Waldman also pushes back against GOP spin:

Iowa senator Chuck Grassley recently threatened, “So if the Democrats are bent on changing the rules, then I say go ahead. There are a lot more Scalias and Thomases that we’d love to put on the bench.” In other words, without the restraint of the filibuster, the next time Republicans have the White House and the Senate, which will happen eventually, they’ll go hog-wild, appointing the most radical conservatives they can find. But there’s one big reason that argument fails:They would have done it anyway. 

You can make an argument that Democrats should have taken the high road and not changed the filibuster rule today. But if you think Republicans wouldn’t have changed the rule to benefit themselves at the first chance they got—no matter what Democrats did—then you haven’t been paying attention.

Weigel considers why this happened now:

Democrats had no interest in cutting a deal; no Republican was emerging to craft one. In one year, even in the best circumstances, they were likely to lose a few Senate seats and fall below the majority needed for a rule change.

Beutler hopes for judicial nominees to get more liberal:

Over the course of several decades, the right has nurtured what essentially amounts to a shadow judiciary, composed of conservative legal scholars who disagree, juridically and ideologically, with the post-New Deal consensus. Republican presidents draw upon this class of activists to fill judicial vacancies, creating a modern antipode to liberal judicial activists of previous decades.

As that movement has matured, and in part because that movement has matured, politics has shrunk the ideological sphere from which Democratic presidents have been able cull liberal jurists. Outspoken progressives, on the periphery of the sphere, have been marginalized.

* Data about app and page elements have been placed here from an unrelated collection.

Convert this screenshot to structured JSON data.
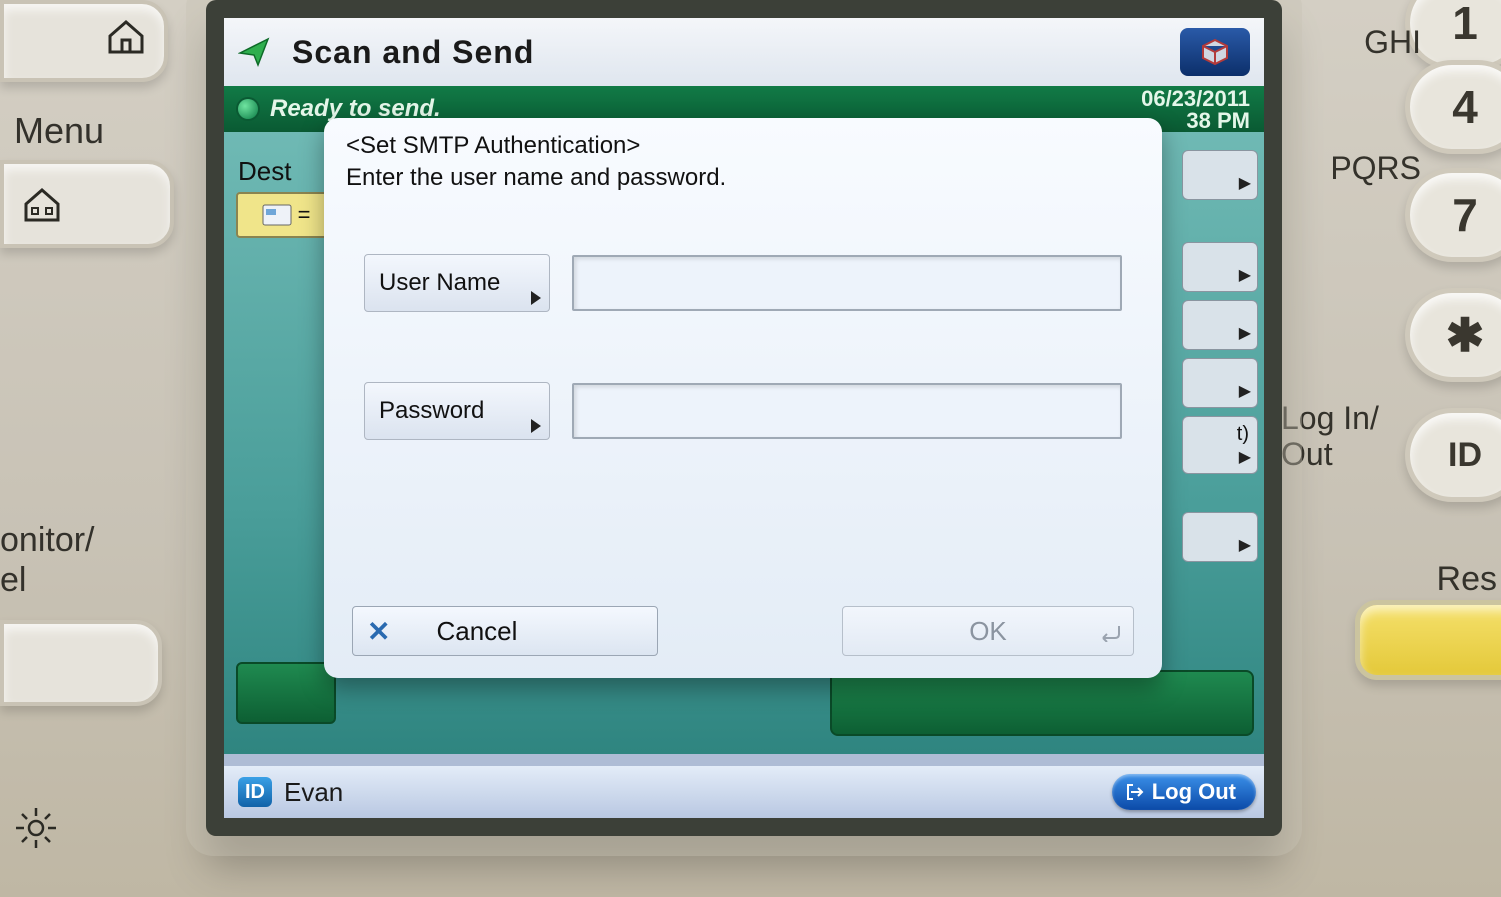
{
  "physical": {
    "menu_label": "Menu",
    "monitor_label": "onitor/\nel",
    "keypad": {
      "ghi": "GHI",
      "pqrs": "PQRS",
      "k1": "1",
      "k4": "4",
      "k7": "7",
      "star": "✱",
      "login_label": "Log In/\nOut",
      "id": "ID",
      "reset_label": "Res"
    }
  },
  "appbar": {
    "title": "Scan  and  Send"
  },
  "status": {
    "text": "Ready to send.",
    "date": "06/23/2011",
    "time": "38 PM"
  },
  "background": {
    "dest_label": "Dest",
    "side_fragment": "t)"
  },
  "modal": {
    "title": "<Set SMTP Authentication>",
    "subtitle": "Enter the user name and password.",
    "username_label": "User Name",
    "username_value": "",
    "password_label": "Password",
    "password_value": "",
    "cancel_label": "Cancel",
    "ok_label": "OK"
  },
  "userbar": {
    "id_chip": "ID",
    "username": "Evan",
    "logout_label": "Log Out"
  }
}
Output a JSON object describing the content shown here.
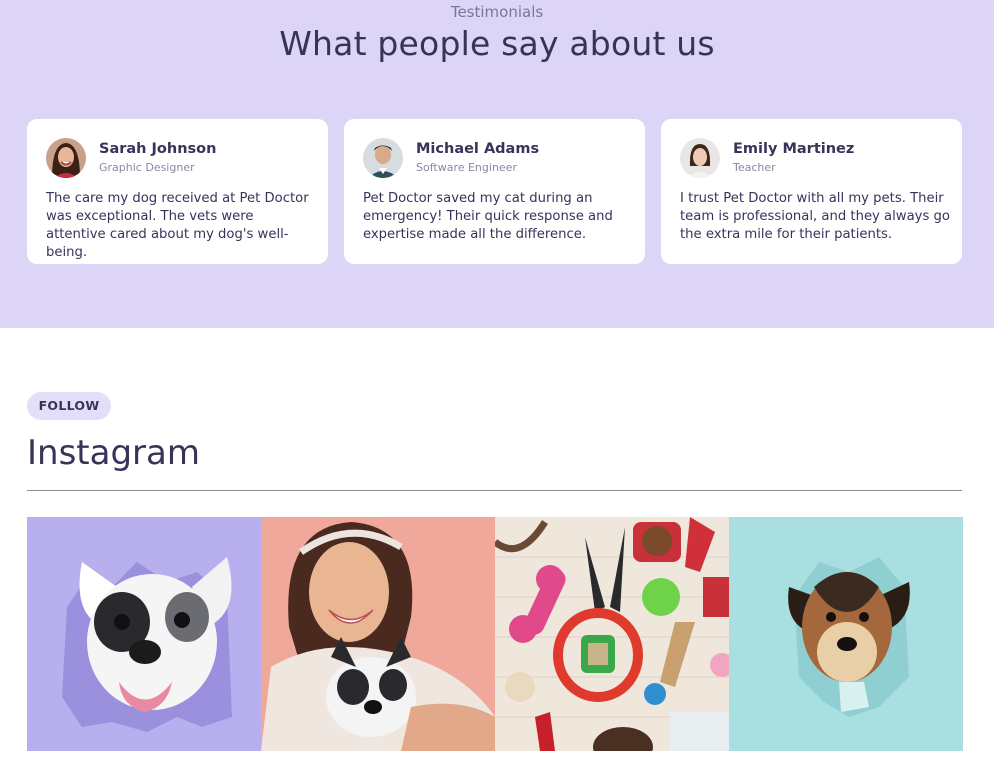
{
  "testimonials": {
    "eyebrow": "Testimonials",
    "title": "What people say about us",
    "cards": [
      {
        "name": "Sarah Johnson",
        "role": "Graphic Designer",
        "quote": "The care my dog received at Pet Doctor was exceptional. The vets were attentive cared about my dog's well-being."
      },
      {
        "name": "Michael Adams",
        "role": "Software Engineer",
        "quote": "Pet Doctor saved my cat during an emergency! Their quick response and expertise made all the difference."
      },
      {
        "name": "Emily Martinez",
        "role": "Teacher",
        "quote": "I trust Pet Doctor with all my pets. Their team is professional, and they always go the extra mile for their patients."
      }
    ]
  },
  "instagram": {
    "pill": "FOLLOW",
    "title": "Instagram",
    "photos": [
      {
        "icon": "french-bulldog-photo",
        "bg": "#b8b0ee"
      },
      {
        "icon": "woman-with-dog-photo",
        "bg": "#f0a89a"
      },
      {
        "icon": "pet-toys-photo",
        "bg": "#efe6dc"
      },
      {
        "icon": "dog-through-paper-photo",
        "bg": "#a9dfe0"
      }
    ]
  },
  "colors": {
    "testimonials_bg": "#dcd5f7",
    "heading": "#37345a",
    "pill_bg": "#e4dff8"
  }
}
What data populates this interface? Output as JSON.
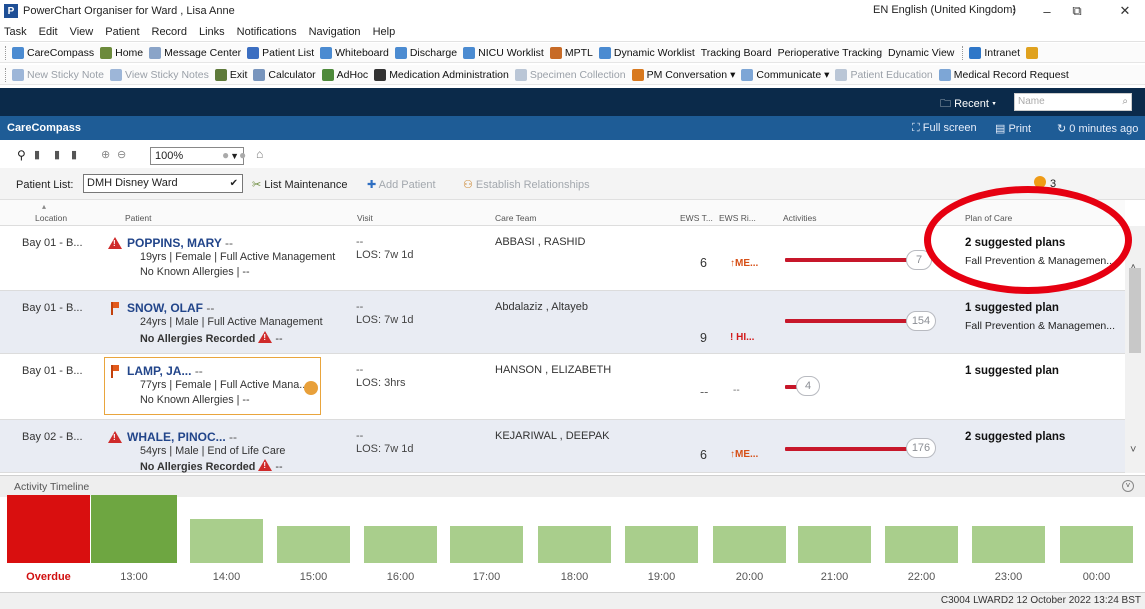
{
  "window": {
    "title": "PowerChart Organiser for Ward , Lisa Anne",
    "language": "EN English (United Kingdom)",
    "minimize": "–",
    "restore": "⧉",
    "close": "✕"
  },
  "menu": [
    "Task",
    "Edit",
    "View",
    "Patient",
    "Record",
    "Links",
    "Notifications",
    "Navigation",
    "Help"
  ],
  "toolbar1": [
    "CareCompass",
    "Home",
    "Message Center",
    "Patient List",
    "Whiteboard",
    "Discharge",
    "NICU Worklist",
    "MPTL",
    "Dynamic Worklist",
    "Tracking Board",
    "Perioperative Tracking",
    "Dynamic View",
    "Intranet"
  ],
  "toolbar2": [
    "New Sticky Note",
    "View Sticky Notes",
    "Exit",
    "Calculator",
    "AdHoc",
    "Medication Administration",
    "Specimen Collection",
    "PM Conversation",
    "Communicate",
    "Patient Education",
    "Medical Record Request"
  ],
  "recent": {
    "label": "Recent ▾",
    "name_placeholder": "Name"
  },
  "carecompass": {
    "title": "CareCompass",
    "fullscreen": "Full screen",
    "print": "Print",
    "refresh": "0 minutes ago"
  },
  "zoom": "100%",
  "patient_list": {
    "label": "Patient List:",
    "value": "DMH Disney Ward",
    "list_maintenance": "List Maintenance",
    "add_patient": "Add Patient",
    "establish": "Establish Relationships",
    "alert_count": "3"
  },
  "columns": {
    "location": "Location",
    "patient": "Patient",
    "visit": "Visit",
    "care_team": "Care Team",
    "ews_t": "EWS T...",
    "ews_r": "EWS Ri...",
    "activities": "Activities",
    "plan": "Plan of Care"
  },
  "patients": [
    {
      "location": "Bay 01 - B...",
      "name": "POPPINS, MARY",
      "name_suffix": "--",
      "info": "19yrs | Female | Full Active Management",
      "allergy": "No Known Allergies",
      "allergy_suffix": "| --",
      "visit": "--",
      "los": "LOS: 7w 1d",
      "team": "ABBASI , RASHID",
      "ews": "6",
      "ews_risk": "ME...",
      "activity": "7",
      "plan": "2 suggested plans",
      "plan_detail": "Fall Prevention & Managemen..."
    },
    {
      "location": "Bay 01 - B...",
      "name": "SNOW, OLAF",
      "name_suffix": "--",
      "info": "24yrs | Male | Full Active Management",
      "allergy": "No Allergies Recorded",
      "allergy_suffix": "--",
      "visit": "--",
      "los": "LOS: 7w 1d",
      "team": "Abdalaziz , Altayeb",
      "ews": "9",
      "ews_risk": "HI...",
      "activity": "154",
      "plan": "1 suggested plan",
      "plan_detail": "Fall Prevention & Managemen..."
    },
    {
      "location": "Bay 01 - B...",
      "name": "LAMP, JA...",
      "name_suffix": "--",
      "info": "77yrs | Female | Full Active Mana...",
      "allergy": "No Known Allergies",
      "allergy_suffix": "| --",
      "visit": "--",
      "los": "LOS: 3hrs",
      "team": "HANSON , ELIZABETH",
      "ews": "--",
      "ews_risk": "--",
      "activity": "4",
      "plan": "1 suggested plan",
      "plan_detail": ""
    },
    {
      "location": "Bay 02 - B...",
      "name": "WHALE, PINOC...",
      "name_suffix": "--",
      "info": "54yrs | Male | End of Life Care",
      "allergy": "No Allergies Recorded",
      "allergy_suffix": "--",
      "visit": "--",
      "los": "LOS: 7w 1d",
      "team": "KEJARIWAL , DEEPAK",
      "ews": "6",
      "ews_risk": "ME...",
      "activity": "176",
      "plan": "2 suggested plans",
      "plan_detail": ""
    }
  ],
  "timeline": {
    "title": "Activity Timeline",
    "labels": [
      "Overdue",
      "13:00",
      "14:00",
      "15:00",
      "16:00",
      "17:00",
      "18:00",
      "19:00",
      "20:00",
      "21:00",
      "22:00",
      "23:00",
      "00:00"
    ],
    "colors": {
      "overdue": "#d90f0f",
      "current": "#6ea641",
      "future": "#a9ce8c"
    }
  },
  "status": "C3004  LWARD2  12 October 2022  13:24 BST",
  "colors": {
    "header": "#1e5c96",
    "topbar": "#0b2a4a",
    "annotation": "#e60011"
  }
}
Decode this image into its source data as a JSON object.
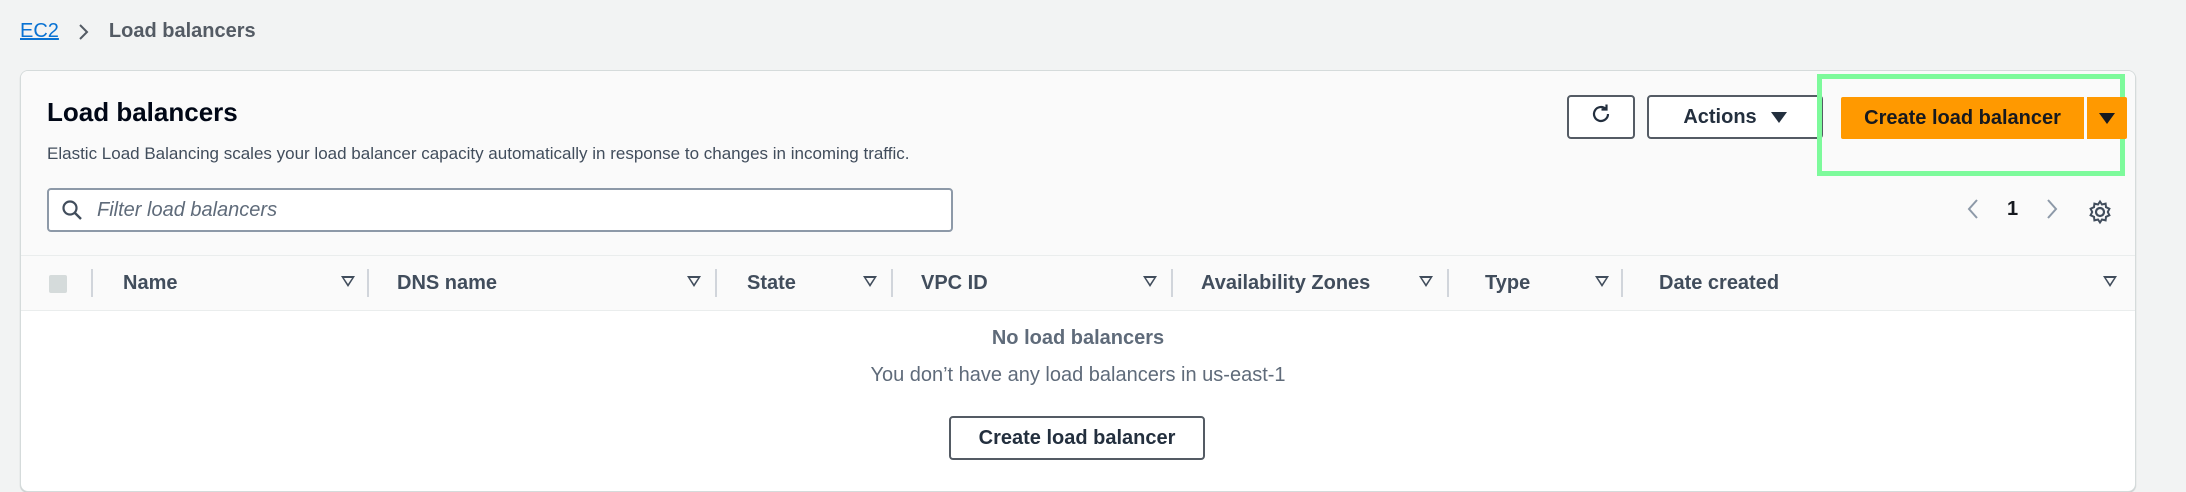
{
  "breadcrumb": {
    "root": "EC2",
    "current": "Load balancers"
  },
  "panel": {
    "title": "Load balancers",
    "description": "Elastic Load Balancing scales your load balancer capacity automatically in response to changes in incoming traffic."
  },
  "toolbar": {
    "actions_label": "Actions",
    "create_label": "Create load balancer"
  },
  "search": {
    "placeholder": "Filter load balancers",
    "value": ""
  },
  "pagination": {
    "current_page": "1"
  },
  "table": {
    "columns": [
      "Name",
      "DNS name",
      "State",
      "VPC ID",
      "Availability Zones",
      "Type",
      "Date created"
    ]
  },
  "empty_state": {
    "title": "No load balancers",
    "message": "You don’t have any load balancers in us-east-1",
    "button_label": "Create load balancer"
  },
  "colors": {
    "primary": "#ff9900",
    "link": "#0972d3",
    "highlight": "#7dfa9b"
  }
}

The liberal legal establishment is so scrutinized and subject to so many litmus tests that it has self-selected for timid or self-censoring thinkers, at least in part because it was assumed “liberal activists” would be blocked.

That limiting force is gone now. And the hope is its absence draws a new generation of legal minds out of the shadows and on to the bench sooner than later.

David French throws some cold water:

I look forward to the speedy confirmation of President Cruz’s or President Paul’s nominees, beginning in January 2017.

Kilgore examines the vote count:

The only Democrats who didn’t go along were long-time “nuclear” opponent Carl Levin and two red-state senators of wandering loyalty, Joe Manchin and Mark Pryor. It took a lot of GOP obstruction to create this level of Democratic loyalty.

And Drum thinks “Republicans missed a bet here”:

[B]y refusing to compromise in any way, they’ve lost everything. Just as they lost everything on health care by refusing to engage with Democrats on the Affordable Care Act. Just as they lost everything on the government shutdown and the debt ceiling. Just as they lost the 2012 election.

Hard-nosed obstinacy plays well with the base, but it’s not a winning strategy in the end. Republicans never seem to learn that lesson.